* Dataset rows for apps and sites:

+ + + + + + +

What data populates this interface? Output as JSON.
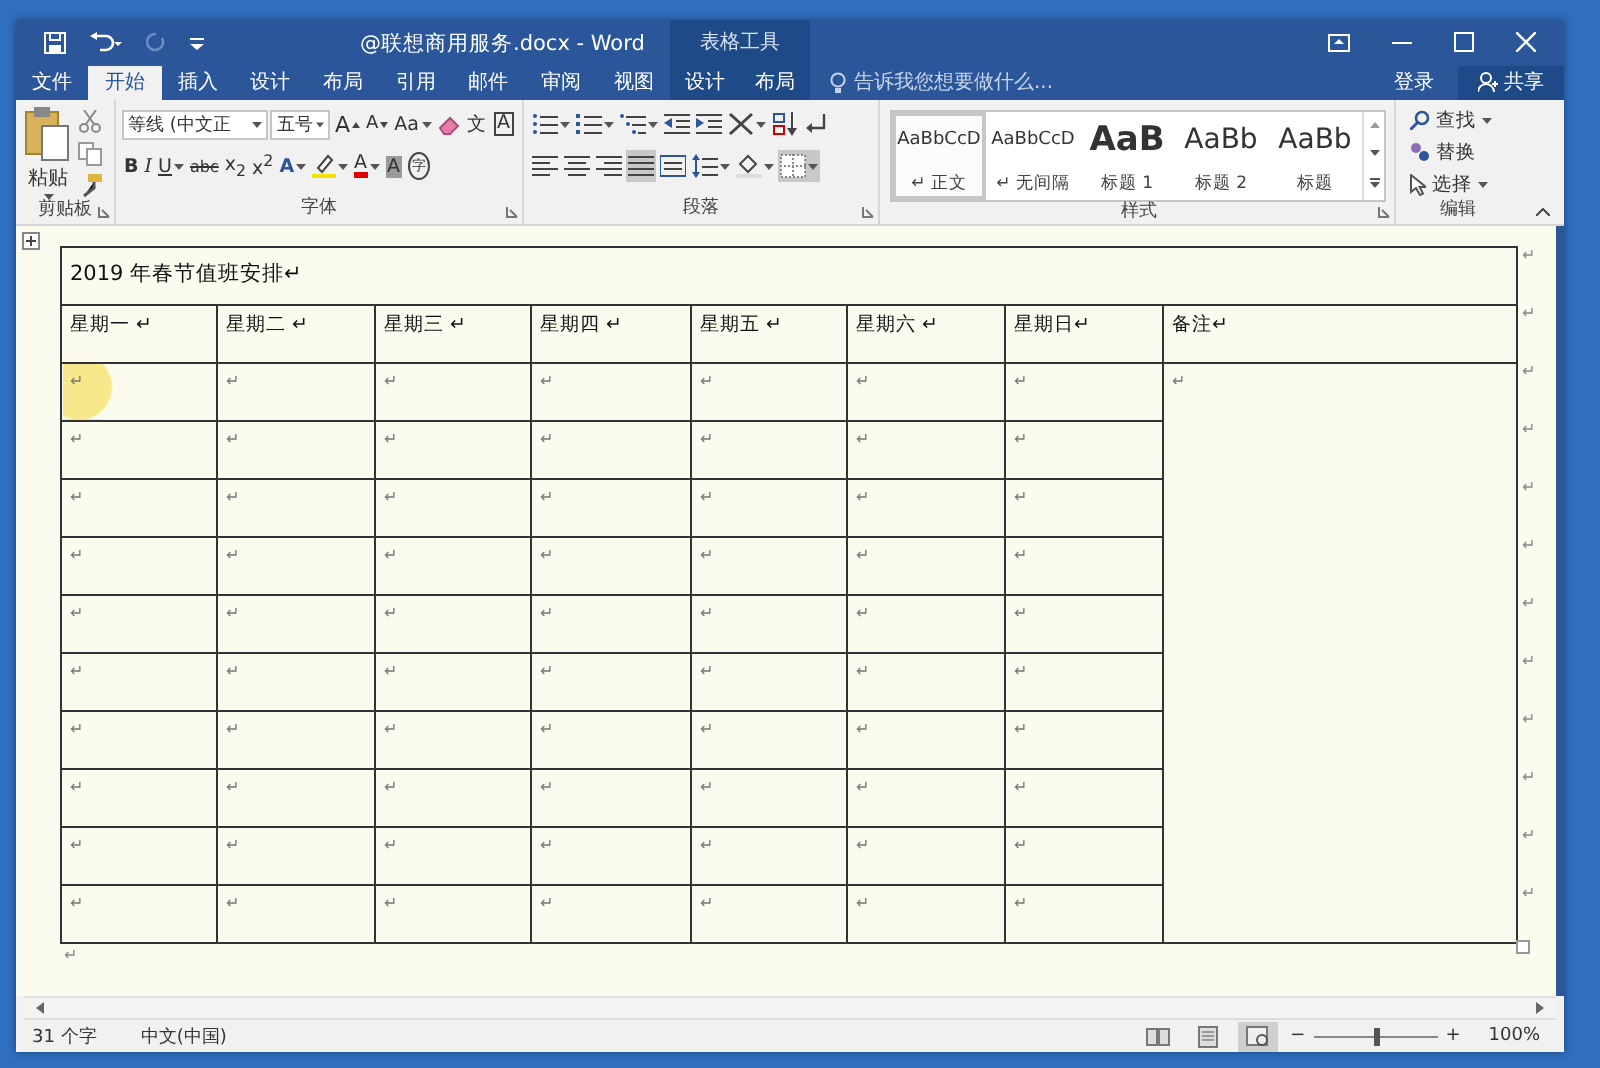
{
  "window": {
    "title": "@联想商用服务.docx - Word",
    "context_group": "表格工具"
  },
  "tabs": [
    {
      "label": "文件",
      "selected": false,
      "kind": "main"
    },
    {
      "label": "开始",
      "selected": true,
      "kind": "main"
    },
    {
      "label": "插入",
      "selected": false,
      "kind": "main"
    },
    {
      "label": "设计",
      "selected": false,
      "kind": "main"
    },
    {
      "label": "布局",
      "selected": false,
      "kind": "main"
    },
    {
      "label": "引用",
      "selected": false,
      "kind": "main"
    },
    {
      "label": "邮件",
      "selected": false,
      "kind": "main"
    },
    {
      "label": "审阅",
      "selected": false,
      "kind": "main"
    },
    {
      "label": "视图",
      "selected": false,
      "kind": "main"
    },
    {
      "label": "设计",
      "selected": false,
      "kind": "context"
    },
    {
      "label": "布局",
      "selected": false,
      "kind": "context"
    }
  ],
  "tell_me": {
    "placeholder": "告诉我您想要做什么..."
  },
  "sign_in": "登录",
  "share": "共享",
  "ribbon": {
    "clipboard": {
      "paste": "粘贴",
      "label": "剪贴板"
    },
    "font": {
      "font_name": "等线 (中文正",
      "font_size": "五号",
      "label": "字体",
      "row1": [
        {
          "kind": "grow",
          "label": "A",
          "dropdown": false
        },
        {
          "kind": "shrink",
          "label": "A",
          "dropdown": false
        },
        {
          "kind": "case",
          "label": "Aa",
          "dropdown": true
        },
        {
          "kind": "clear",
          "dropdown": false
        },
        {
          "kind": "phonetic",
          "label": "文",
          "dropdown": false
        },
        {
          "kind": "char-border",
          "label": "A",
          "dropdown": false
        }
      ],
      "row2": [
        {
          "kind": "bold",
          "label": "B",
          "dropdown": false
        },
        {
          "kind": "italic",
          "label": "I",
          "dropdown": false
        },
        {
          "kind": "underline",
          "label": "U",
          "dropdown": true
        },
        {
          "kind": "strike",
          "label": "abc",
          "dropdown": false
        },
        {
          "kind": "sub",
          "label": "x$_{2}$",
          "dropdown": false
        },
        {
          "kind": "sup",
          "label": "x$^{2}$",
          "dropdown": false
        },
        {
          "kind": "effects",
          "label": "A",
          "dropdown": true
        },
        {
          "kind": "highlight",
          "dropdown": true
        },
        {
          "kind": "font-color",
          "label": "A",
          "dropdown": true
        },
        {
          "kind": "shading",
          "label": "A",
          "dropdown": false
        },
        {
          "kind": "enclose",
          "label": "字",
          "dropdown": false
        }
      ]
    },
    "paragraph": {
      "label": "段落",
      "row1": [
        {
          "kind": "bullets",
          "dropdown": true,
          "pressed": false
        },
        {
          "kind": "numbering",
          "dropdown": true,
          "pressed": false
        },
        {
          "kind": "multilevel",
          "dropdown": true,
          "pressed": false
        },
        {
          "kind": "decrease-indent",
          "dropdown": false,
          "pressed": false
        },
        {
          "kind": "increase-indent",
          "dropdown": false,
          "pressed": false
        },
        {
          "kind": "asian-layout",
          "dropdown": true,
          "pressed": false
        },
        {
          "kind": "sort",
          "dropdown": false,
          "pressed": false
        },
        {
          "kind": "show-marks",
          "dropdown": false,
          "pressed": false
        }
      ],
      "row2": [
        {
          "kind": "align-left",
          "dropdown": false,
          "pressed": false
        },
        {
          "kind": "align-center",
          "dropdown": false,
          "pressed": false
        },
        {
          "kind": "align-right",
          "dropdown": false,
          "pressed": false
        },
        {
          "kind": "justify",
          "dropdown": false,
          "pressed": true
        },
        {
          "kind": "distributed",
          "dropdown": false,
          "pressed": false
        },
        {
          "kind": "line-spacing",
          "dropdown": true,
          "pressed": false
        },
        {
          "kind": "shading",
          "dropdown": true,
          "pressed": false
        },
        {
          "kind": "borders",
          "dropdown": true,
          "pressed": true
        }
      ]
    },
    "styles": {
      "label": "样式",
      "items": [
        {
          "preview": "AaBbCcD",
          "name": "↵ 正文",
          "kind": "normal",
          "selected": true
        },
        {
          "preview": "AaBbCcD",
          "name": "↵ 无间隔",
          "kind": "normal",
          "selected": false
        },
        {
          "preview": "AaB",
          "name": "标题 1",
          "kind": "heading1",
          "selected": false
        },
        {
          "preview": "AaBb",
          "name": "标题 2",
          "kind": "heading2",
          "selected": false
        },
        {
          "preview": "AaBb",
          "name": "标题",
          "kind": "heading2",
          "selected": false
        }
      ]
    },
    "editing": {
      "find": "查找",
      "replace": "替换",
      "select": "选择",
      "label": "编辑"
    }
  },
  "document": {
    "title_cell": "2019 年春节值班安排↵",
    "headers": [
      "星期一 ↵",
      "星期二 ↵",
      "星期三 ↵",
      "星期四 ↵",
      "星期五 ↵",
      "星期六 ↵",
      "星期日↵",
      "备注↵"
    ],
    "notes_cell": "↵",
    "rows": [
      {
        "cells": [
          {
            "text": "↵",
            "highlighted": true
          },
          {
            "text": "↵",
            "highlighted": false
          },
          {
            "text": "↵",
            "highlighted": false
          },
          {
            "text": "↵",
            "highlighted": false
          },
          {
            "text": "↵",
            "highlighted": false
          },
          {
            "text": "↵",
            "highlighted": false
          },
          {
            "text": "↵",
            "highlighted": false
          }
        ]
      },
      {
        "cells": [
          {
            "text": "↵",
            "highlighted": false
          },
          {
            "text": "↵",
            "highlighted": false
          },
          {
            "text": "↵",
            "highlighted": false
          },
          {
            "text": "↵",
            "highlighted": false
          },
          {
            "text": "↵",
            "highlighted": false
          },
          {
            "text": "↵",
            "highlighted": false
          },
          {
            "text": "↵",
            "highlighted": false
          }
        ]
      },
      {
        "cells": [
          {
            "text": "↵",
            "highlighted": false
          },
          {
            "text": "↵",
            "highlighted": false
          },
          {
            "text": "↵",
            "highlighted": false
          },
          {
            "text": "↵",
            "highlighted": false
          },
          {
            "text": "↵",
            "highlighted": false
          },
          {
            "text": "↵",
            "highlighted": false
          },
          {
            "text": "↵",
            "highlighted": false
          }
        ]
      },
      {
        "cells": [
          {
            "text": "↵",
            "highlighted": false
          },
          {
            "text": "↵",
            "highlighted": false
          },
          {
            "text": "↵",
            "highlighted": false
          },
          {
            "text": "↵",
            "highlighted": false
          },
          {
            "text": "↵",
            "highlighted": false
          },
          {
            "text": "↵",
            "highlighted": false
          },
          {
            "text": "↵",
            "highlighted": false
          }
        ]
      },
      {
        "cells": [
          {
            "text": "↵",
            "highlighted": false
          },
          {
            "text": "↵",
            "highlighted": false
          },
          {
            "text": "↵",
            "highlighted": false
          },
          {
            "text": "↵",
            "highlighted": false
          },
          {
            "text": "↵",
            "highlighted": false
          },
          {
            "text": "↵",
            "highlighted": false
          },
          {
            "text": "↵",
            "highlighted": false
          }
        ]
      },
      {
        "cells": [
          {
            "text": "↵",
            "highlighted": false
          },
          {
            "text": "↵",
            "highlighted": false
          },
          {
            "text": "↵",
            "highlighted": false
          },
          {
            "text": "↵",
            "highlighted": false
          },
          {
            "text": "↵",
            "highlighted": false
          },
          {
            "text": "↵",
            "highlighted": false
          },
          {
            "text": "↵",
            "highlighted": false
          }
        ]
      },
      {
        "cells": [
          {
            "text": "↵",
            "highlighted": false
          },
          {
            "text": "↵",
            "highlighted": false
          },
          {
            "text": "↵",
            "highlighted": false
          },
          {
            "text": "↵",
            "highlighted": false
          },
          {
            "text": "↵",
            "highlighted": false
          },
          {
            "text": "↵",
            "highlighted": false
          },
          {
            "text": "↵",
            "highlighted": false
          }
        ]
      },
      {
        "cells": [
          {
            "text": "↵",
            "highlighted": false
          },
          {
            "text": "↵",
            "highlighted": false
          },
          {
            "text": "↵",
            "highlighted": false
          },
          {
            "text": "↵",
            "highlighted": false
          },
          {
            "text": "↵",
            "highlighted": false
          },
          {
            "text": "↵",
            "highlighted": false
          },
          {
            "text": "↵",
            "highlighted": false
          }
        ]
      },
      {
        "cells": [
          {
            "text": "↵",
            "highlighted": false
          },
          {
            "text": "↵",
            "highlighted": false
          },
          {
            "text": "↵",
            "highlighted": false
          },
          {
            "text": "↵",
            "highlighted": false
          },
          {
            "text": "↵",
            "highlighted": false
          },
          {
            "text": "↵",
            "highlighted": false
          },
          {
            "text": "↵",
            "highlighted": false
          }
        ]
      },
      {
        "cells": [
          {
            "text": "↵",
            "highlighted": false
          },
          {
            "text": "↵",
            "highlighted": false
          },
          {
            "text": "↵",
            "highlighted": false
          },
          {
            "text": "↵",
            "highlighted": false
          },
          {
            "text": "↵",
            "highlighted": false
          },
          {
            "text": "↵",
            "highlighted": false
          },
          {
            "text": "↵",
            "highlighted": false
          }
        ]
      }
    ],
    "row_marks": [
      "↵",
      "↵",
      "↵",
      "↵",
      "↵",
      "↵",
      "↵",
      "↵",
      "↵",
      "↵",
      "↵",
      "↵"
    ],
    "after_table": "↵"
  },
  "status_bar": {
    "word_count": "31 个字",
    "language": "中文(中国)",
    "views": [
      {
        "kind": "read",
        "selected": false
      },
      {
        "kind": "print",
        "selected": false
      },
      {
        "kind": "web",
        "selected": true
      }
    ],
    "zoom_out": "−",
    "zoom_in": "+",
    "zoom": {
      "level": 0.5
    },
    "zoom_percent": "100%"
  }
}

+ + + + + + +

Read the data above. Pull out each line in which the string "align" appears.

          "kind": "align-left",
          "kind": "align-center",
          "kind": "align-right",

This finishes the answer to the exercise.